What is a Steelbook?
A Steelbook DVD movie comes in a high-quality metal case with premium artwork displayed on the front cover. For collectors, these are especially desirable because they are created in a limited quantity and usually sell-out as fast as they are released to retail vendors. Resale values on eBay list many Steelbook DVDs in the hundreds and even thousands of dollars, depending on the condition and the title.
Collecting Movies With The Criterion Collection
Since 1984, the Criterion Collection has been committed to presenting movies with state-of-the-art restorations and special features for a deeper appreciation of the art of filmmaking.
Purchasing DVDs from the Criterion Collection is a way to guarantee you are buying the movie the way the creators had wished it to be presented. Since their first release of Citizen Kane and King Kong on laserdisc in 1984, the Criterion Collection has been working closely with filmmakers to ensure the preservation of the movie’s original intent and expression.

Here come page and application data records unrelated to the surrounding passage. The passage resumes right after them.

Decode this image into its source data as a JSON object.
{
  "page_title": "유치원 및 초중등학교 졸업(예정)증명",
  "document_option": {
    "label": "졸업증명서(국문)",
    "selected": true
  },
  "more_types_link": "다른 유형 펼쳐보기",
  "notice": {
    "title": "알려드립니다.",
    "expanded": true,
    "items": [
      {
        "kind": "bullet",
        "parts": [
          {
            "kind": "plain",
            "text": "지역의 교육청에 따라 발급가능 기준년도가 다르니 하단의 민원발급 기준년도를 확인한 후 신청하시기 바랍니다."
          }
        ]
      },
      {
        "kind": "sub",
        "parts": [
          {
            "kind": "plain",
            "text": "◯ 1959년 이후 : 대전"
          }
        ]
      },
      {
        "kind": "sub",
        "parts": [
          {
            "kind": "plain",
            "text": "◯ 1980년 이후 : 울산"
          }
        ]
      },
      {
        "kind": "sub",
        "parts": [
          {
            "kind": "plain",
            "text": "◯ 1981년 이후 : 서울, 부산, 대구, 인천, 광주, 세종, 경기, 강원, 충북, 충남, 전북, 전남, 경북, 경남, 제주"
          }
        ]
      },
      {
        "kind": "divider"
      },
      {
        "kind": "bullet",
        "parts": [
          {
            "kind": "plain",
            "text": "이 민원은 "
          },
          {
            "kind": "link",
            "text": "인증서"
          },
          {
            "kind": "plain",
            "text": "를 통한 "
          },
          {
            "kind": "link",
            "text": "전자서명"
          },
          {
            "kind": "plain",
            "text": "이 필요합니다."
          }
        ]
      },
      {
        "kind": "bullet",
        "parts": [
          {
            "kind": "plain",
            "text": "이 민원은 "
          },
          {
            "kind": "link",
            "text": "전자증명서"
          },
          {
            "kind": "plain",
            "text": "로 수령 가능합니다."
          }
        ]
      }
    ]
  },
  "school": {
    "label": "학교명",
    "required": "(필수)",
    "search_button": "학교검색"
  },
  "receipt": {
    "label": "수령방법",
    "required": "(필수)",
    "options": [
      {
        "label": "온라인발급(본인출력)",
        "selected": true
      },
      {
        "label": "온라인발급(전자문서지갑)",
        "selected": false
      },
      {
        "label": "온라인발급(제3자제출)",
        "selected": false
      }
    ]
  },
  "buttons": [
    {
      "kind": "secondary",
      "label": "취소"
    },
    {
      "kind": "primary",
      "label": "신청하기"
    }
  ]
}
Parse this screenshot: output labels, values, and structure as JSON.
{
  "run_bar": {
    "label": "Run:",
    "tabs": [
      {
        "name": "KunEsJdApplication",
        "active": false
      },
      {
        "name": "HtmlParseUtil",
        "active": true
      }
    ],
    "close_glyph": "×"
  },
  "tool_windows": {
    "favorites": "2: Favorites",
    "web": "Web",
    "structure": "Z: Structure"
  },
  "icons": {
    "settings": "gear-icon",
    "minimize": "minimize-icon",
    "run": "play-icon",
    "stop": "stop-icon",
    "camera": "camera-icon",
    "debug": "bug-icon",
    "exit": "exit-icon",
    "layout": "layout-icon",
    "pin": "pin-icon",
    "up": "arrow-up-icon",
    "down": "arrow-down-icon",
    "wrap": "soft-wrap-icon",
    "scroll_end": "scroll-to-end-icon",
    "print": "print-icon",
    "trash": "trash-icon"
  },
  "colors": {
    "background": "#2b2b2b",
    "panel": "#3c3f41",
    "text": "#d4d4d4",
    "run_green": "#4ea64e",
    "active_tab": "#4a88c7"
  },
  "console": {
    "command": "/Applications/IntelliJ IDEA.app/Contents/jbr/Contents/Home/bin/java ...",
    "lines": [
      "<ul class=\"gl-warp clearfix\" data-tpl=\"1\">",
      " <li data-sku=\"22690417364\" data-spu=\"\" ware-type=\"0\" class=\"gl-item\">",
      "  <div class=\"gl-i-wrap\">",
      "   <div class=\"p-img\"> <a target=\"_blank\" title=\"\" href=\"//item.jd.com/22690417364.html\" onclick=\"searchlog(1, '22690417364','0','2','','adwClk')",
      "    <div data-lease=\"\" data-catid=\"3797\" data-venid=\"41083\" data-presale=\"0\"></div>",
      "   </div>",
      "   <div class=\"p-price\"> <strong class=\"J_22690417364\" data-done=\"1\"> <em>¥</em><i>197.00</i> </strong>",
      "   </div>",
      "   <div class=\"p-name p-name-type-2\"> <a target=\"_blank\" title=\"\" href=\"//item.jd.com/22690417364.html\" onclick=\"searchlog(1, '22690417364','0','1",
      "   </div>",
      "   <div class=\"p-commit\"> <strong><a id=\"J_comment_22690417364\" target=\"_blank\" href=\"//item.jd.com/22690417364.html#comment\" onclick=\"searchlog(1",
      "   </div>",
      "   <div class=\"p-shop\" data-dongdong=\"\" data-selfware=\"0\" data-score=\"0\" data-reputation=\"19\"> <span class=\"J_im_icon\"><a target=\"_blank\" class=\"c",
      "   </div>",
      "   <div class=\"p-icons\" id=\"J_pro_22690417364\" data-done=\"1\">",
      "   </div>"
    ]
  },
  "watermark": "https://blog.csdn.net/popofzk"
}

Naturally, DVDs by the Criterion Collection are some of the most desirable by movie fans and collectors. But not every movie exists from Criterion. The process of getting rights to release the movie can take years. Once film owners grant Criterion the rights to release a movie, they begin their work and eventually distribute the DVD. Buying Criterion DVDs is another excellent way to begin collecting movies.
What Inning Are We In?
While fractional ownership and investing platforms such as Rally have featured Nintendo and Playstation games for investment, they have yet to feature original DVDs and VHS tapes. With values skyrocketing for certain rare titles, I wouldn’t be surprised to see something like this offered on a fractional share platform in the near future.
There’s a possibility that collecting movies is a wave that is just beginning to form and still miles from shore. Investors love to ask the question, “What inning are we in?” while contemplating a recent trend or phase in markets. Don’t panic; if you’re interested in collecting movies, VHS, DVDs, cassettes, and compact disks, there are only two outs in the top of the first inning.